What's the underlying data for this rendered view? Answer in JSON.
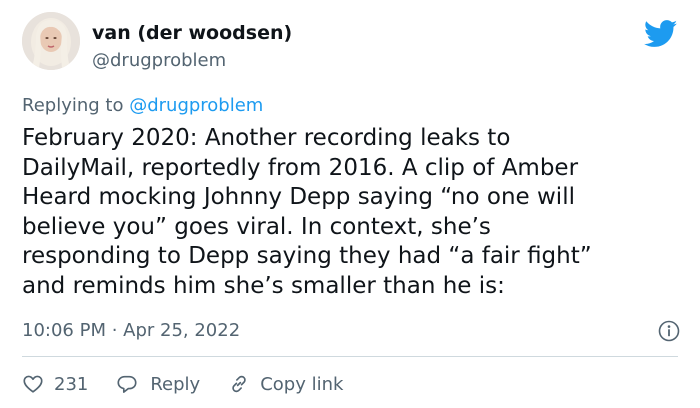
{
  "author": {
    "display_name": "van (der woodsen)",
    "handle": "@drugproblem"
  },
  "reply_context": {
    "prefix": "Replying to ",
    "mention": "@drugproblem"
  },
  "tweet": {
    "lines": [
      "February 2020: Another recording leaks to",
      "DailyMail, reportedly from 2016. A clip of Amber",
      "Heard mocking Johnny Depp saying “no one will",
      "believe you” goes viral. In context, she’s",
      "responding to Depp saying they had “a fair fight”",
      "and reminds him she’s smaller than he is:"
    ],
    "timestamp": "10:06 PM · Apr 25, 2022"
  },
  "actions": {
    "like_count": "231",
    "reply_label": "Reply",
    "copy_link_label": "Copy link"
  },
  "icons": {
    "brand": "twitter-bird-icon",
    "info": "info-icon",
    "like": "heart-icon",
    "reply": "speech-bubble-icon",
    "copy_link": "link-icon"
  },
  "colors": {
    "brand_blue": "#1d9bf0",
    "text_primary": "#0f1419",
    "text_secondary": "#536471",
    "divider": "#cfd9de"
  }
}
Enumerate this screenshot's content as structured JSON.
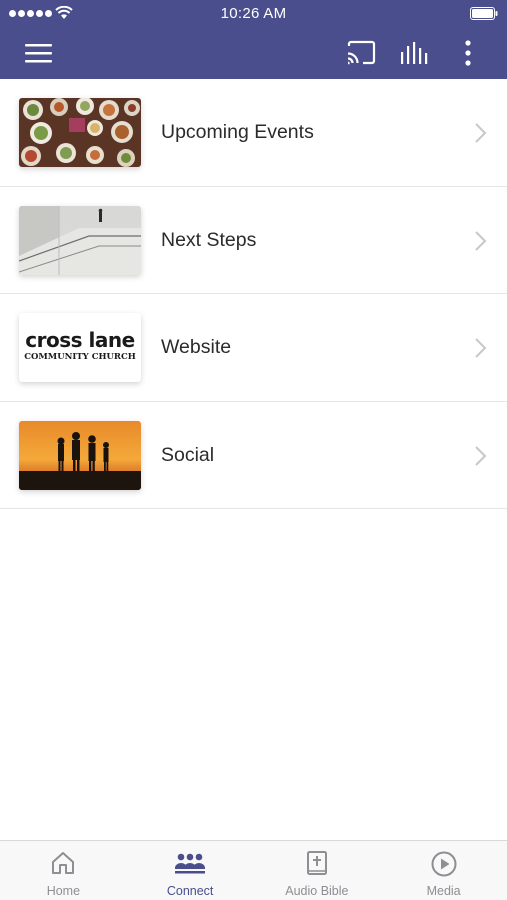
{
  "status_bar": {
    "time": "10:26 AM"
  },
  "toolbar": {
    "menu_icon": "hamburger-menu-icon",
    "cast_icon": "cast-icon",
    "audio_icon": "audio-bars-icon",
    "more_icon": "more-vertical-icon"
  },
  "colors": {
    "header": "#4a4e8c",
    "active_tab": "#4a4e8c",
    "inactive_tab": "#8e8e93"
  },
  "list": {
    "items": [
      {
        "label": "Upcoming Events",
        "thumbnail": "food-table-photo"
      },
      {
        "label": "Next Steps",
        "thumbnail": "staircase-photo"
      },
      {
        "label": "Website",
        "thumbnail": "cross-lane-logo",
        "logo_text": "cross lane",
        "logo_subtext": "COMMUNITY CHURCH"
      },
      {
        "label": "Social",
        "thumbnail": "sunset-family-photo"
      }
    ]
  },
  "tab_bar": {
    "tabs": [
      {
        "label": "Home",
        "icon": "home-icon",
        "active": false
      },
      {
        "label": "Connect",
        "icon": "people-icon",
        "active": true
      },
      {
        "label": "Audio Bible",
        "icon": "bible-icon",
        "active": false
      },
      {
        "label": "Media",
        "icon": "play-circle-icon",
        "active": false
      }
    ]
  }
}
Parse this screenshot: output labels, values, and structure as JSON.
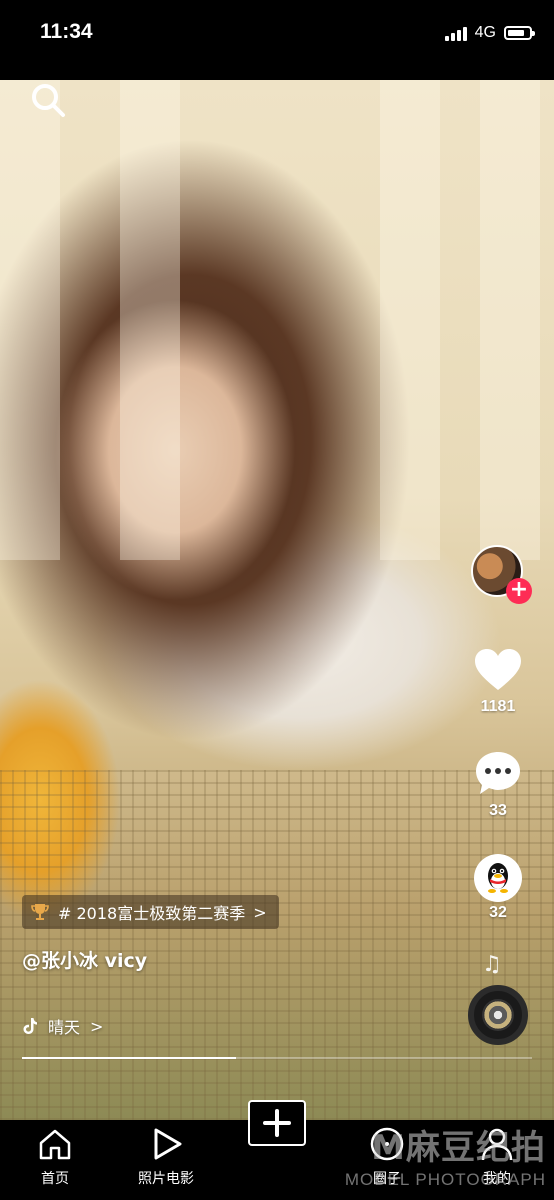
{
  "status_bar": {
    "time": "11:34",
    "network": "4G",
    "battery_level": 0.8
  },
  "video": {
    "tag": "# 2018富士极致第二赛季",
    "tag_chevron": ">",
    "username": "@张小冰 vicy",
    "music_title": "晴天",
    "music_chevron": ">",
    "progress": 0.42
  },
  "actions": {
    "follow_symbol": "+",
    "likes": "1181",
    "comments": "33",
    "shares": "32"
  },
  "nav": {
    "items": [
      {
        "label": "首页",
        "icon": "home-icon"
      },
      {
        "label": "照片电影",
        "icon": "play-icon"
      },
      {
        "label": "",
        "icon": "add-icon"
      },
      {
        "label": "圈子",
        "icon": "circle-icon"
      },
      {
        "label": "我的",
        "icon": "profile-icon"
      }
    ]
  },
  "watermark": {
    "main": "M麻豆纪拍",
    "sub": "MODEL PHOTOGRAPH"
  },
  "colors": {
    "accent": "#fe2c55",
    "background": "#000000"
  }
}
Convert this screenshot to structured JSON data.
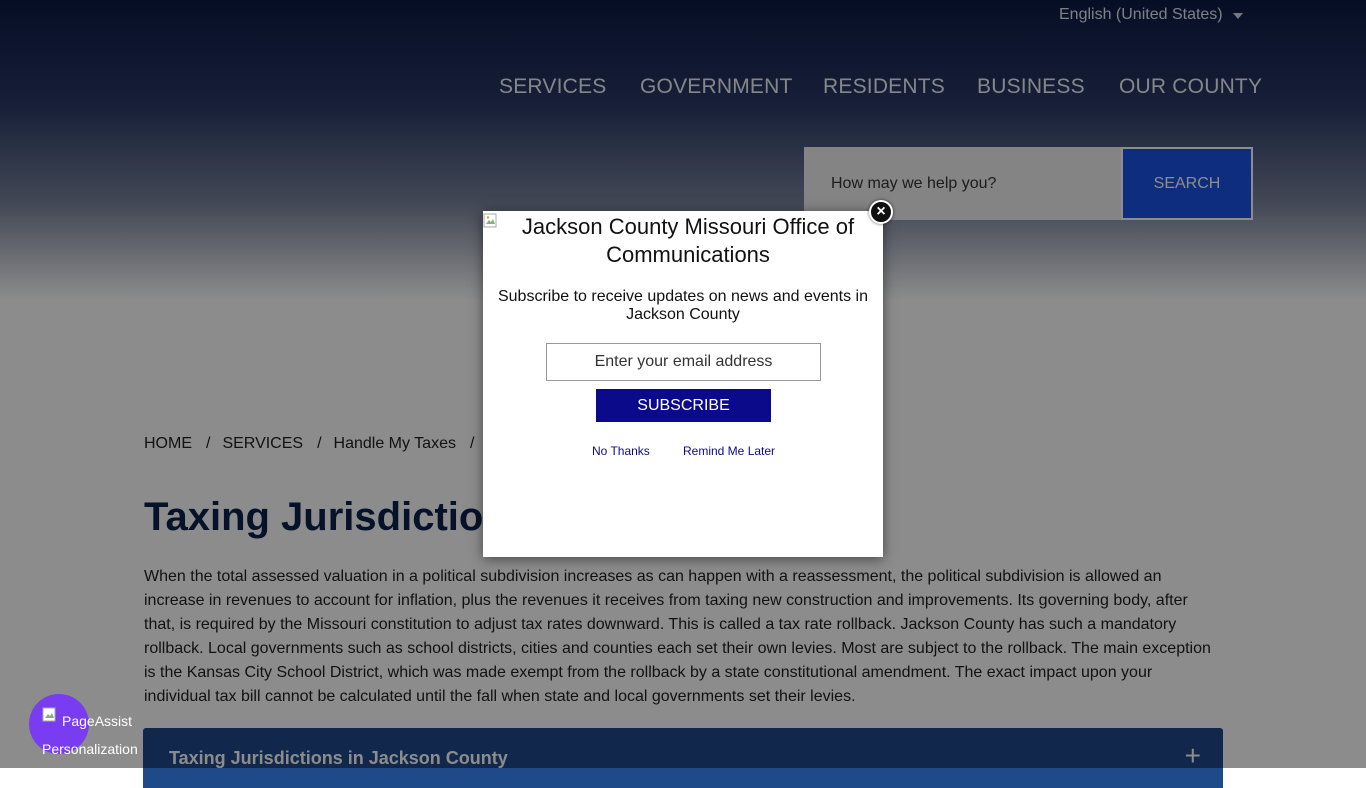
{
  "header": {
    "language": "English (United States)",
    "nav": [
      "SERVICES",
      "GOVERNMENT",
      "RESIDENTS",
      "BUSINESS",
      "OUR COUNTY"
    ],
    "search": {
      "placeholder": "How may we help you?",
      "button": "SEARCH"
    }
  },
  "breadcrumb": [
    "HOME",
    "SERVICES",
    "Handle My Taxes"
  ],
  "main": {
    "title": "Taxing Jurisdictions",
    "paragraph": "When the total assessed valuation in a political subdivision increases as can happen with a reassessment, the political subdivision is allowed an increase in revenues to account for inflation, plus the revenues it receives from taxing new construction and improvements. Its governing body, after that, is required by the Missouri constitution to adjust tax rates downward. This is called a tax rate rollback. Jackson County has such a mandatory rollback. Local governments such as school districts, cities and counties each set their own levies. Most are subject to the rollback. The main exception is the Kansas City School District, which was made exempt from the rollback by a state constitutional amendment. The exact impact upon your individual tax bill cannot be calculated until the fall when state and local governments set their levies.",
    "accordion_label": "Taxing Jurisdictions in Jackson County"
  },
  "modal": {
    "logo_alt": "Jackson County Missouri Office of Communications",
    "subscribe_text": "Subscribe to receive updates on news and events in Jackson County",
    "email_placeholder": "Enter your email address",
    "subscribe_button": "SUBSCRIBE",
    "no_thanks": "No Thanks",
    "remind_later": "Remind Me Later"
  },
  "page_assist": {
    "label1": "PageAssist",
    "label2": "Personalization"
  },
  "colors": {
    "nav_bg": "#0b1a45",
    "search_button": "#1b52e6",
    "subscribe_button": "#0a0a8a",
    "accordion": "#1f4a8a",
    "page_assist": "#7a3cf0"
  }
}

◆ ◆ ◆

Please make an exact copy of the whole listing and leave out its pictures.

What's the underlying data for this rendered view? Answer in JSON.
{
  "author": {
    "display_name": "van (der woodsen)",
    "handle": "@drugproblem"
  },
  "reply_context": {
    "prefix": "Replying to ",
    "mention": "@drugproblem"
  },
  "tweet": {
    "lines": [
      "February 2020: Another recording leaks to",
      "DailyMail, reportedly from 2016. A clip of Amber",
      "Heard mocking Johnny Depp saying “no one will",
      "believe you” goes viral. In context, she’s",
      "responding to Depp saying they had “a fair fight”",
      "and reminds him she’s smaller than he is:"
    ],
    "timestamp": "10:06 PM · Apr 25, 2022"
  },
  "actions": {
    "like_count": "231",
    "reply_label": "Reply",
    "copy_link_label": "Copy link"
  },
  "icons": {
    "brand": "twitter-bird-icon",
    "info": "info-icon",
    "like": "heart-icon",
    "reply": "speech-bubble-icon",
    "copy_link": "link-icon"
  },
  "colors": {
    "brand_blue": "#1d9bf0",
    "text_primary": "#0f1419",
    "text_secondary": "#536471",
    "divider": "#cfd9de"
  }
}
Enumerate this screenshot's content as structured JSON.
{
  "status_bar": {
    "time": "10:26 AM"
  },
  "toolbar": {
    "menu_icon": "hamburger-menu-icon",
    "cast_icon": "cast-icon",
    "audio_icon": "audio-bars-icon",
    "more_icon": "more-vertical-icon"
  },
  "colors": {
    "header": "#4a4e8c",
    "active_tab": "#4a4e8c",
    "inactive_tab": "#8e8e93"
  },
  "list": {
    "items": [
      {
        "label": "Upcoming Events",
        "thumbnail": "food-table-photo"
      },
      {
        "label": "Next Steps",
        "thumbnail": "staircase-photo"
      },
      {
        "label": "Website",
        "thumbnail": "cross-lane-logo",
        "logo_text": "cross lane",
        "logo_subtext": "COMMUNITY CHURCH"
      },
      {
        "label": "Social",
        "thumbnail": "sunset-family-photo"
      }
    ]
  },
  "tab_bar": {
    "tabs": [
      {
        "label": "Home",
        "icon": "home-icon",
        "active": false
      },
      {
        "label": "Connect",
        "icon": "people-icon",
        "active": true
      },
      {
        "label": "Audio Bible",
        "icon": "bible-icon",
        "active": false
      },
      {
        "label": "Media",
        "icon": "play-circle-icon",
        "active": false
      }
    ]
  }
}
Parse this screenshot: output labels, values, and structure as JSON.
{
  "status_bar": {
    "time": "11:34",
    "network": "4G",
    "battery_level": 0.8
  },
  "video": {
    "tag": "# 2018富士极致第二赛季",
    "tag_chevron": ">",
    "username": "@张小冰 vicy",
    "music_title": "晴天",
    "music_chevron": ">",
    "progress": 0.42
  },
  "actions": {
    "follow_symbol": "+",
    "likes": "1181",
    "comments": "33",
    "shares": "32"
  },
  "nav": {
    "items": [
      {
        "label": "首页",
        "icon": "home-icon"
      },
      {
        "label": "照片电影",
        "icon": "play-icon"
      },
      {
        "label": "",
        "icon": "add-icon"
      },
      {
        "label": "圈子",
        "icon": "circle-icon"
      },
      {
        "label": "我的",
        "icon": "profile-icon"
      }
    ]
  },
  "watermark": {
    "main": "M麻豆纪拍",
    "sub": "MODEL PHOTOGRAPH"
  },
  "colors": {
    "accent": "#fe2c55",
    "background": "#000000"
  }
}
Convert this screenshot to structured JSON data.
{
  "header": {
    "language": "English (United States)",
    "nav": [
      "SERVICES",
      "GOVERNMENT",
      "RESIDENTS",
      "BUSINESS",
      "OUR COUNTY"
    ],
    "search": {
      "placeholder": "How may we help you?",
      "button": "SEARCH"
    }
  },
  "breadcrumb": [
    "HOME",
    "SERVICES",
    "Handle My Taxes"
  ],
  "main": {
    "title": "Taxing Jurisdictions",
    "paragraph": "When the total assessed valuation in a political subdivision increases as can happen with a reassessment, the political subdivision is allowed an increase in revenues to account for inflation, plus the revenues it receives from taxing new construction and improvements. Its governing body, after that, is required by the Missouri constitution to adjust tax rates downward. This is called a tax rate rollback. Jackson County has such a mandatory rollback. Local governments such as school districts, cities and counties each set their own levies. Most are subject to the rollback. The main exception is the Kansas City School District, which was made exempt from the rollback by a state constitutional amendment. The exact impact upon your individual tax bill cannot be calculated until the fall when state and local governments set their levies.",
    "accordion_label": "Taxing Jurisdictions in Jackson County"
  },
  "modal": {
    "logo_alt": "Jackson County Missouri Office of Communications",
    "subscribe_text": "Subscribe to receive updates on news and events in Jackson County",
    "email_placeholder": "Enter your email address",
    "subscribe_button": "SUBSCRIBE",
    "no_thanks": "No Thanks",
    "remind_later": "Remind Me Later"
  },
  "page_assist": {
    "label1": "PageAssist",
    "label2": "Personalization"
  },
  "colors": {
    "nav_bg": "#0b1a45",
    "search_button": "#1b52e6",
    "subscribe_button": "#0a0a8a",
    "accordion": "#1f4a8a",
    "page_assist": "#7a3cf0"
  }
}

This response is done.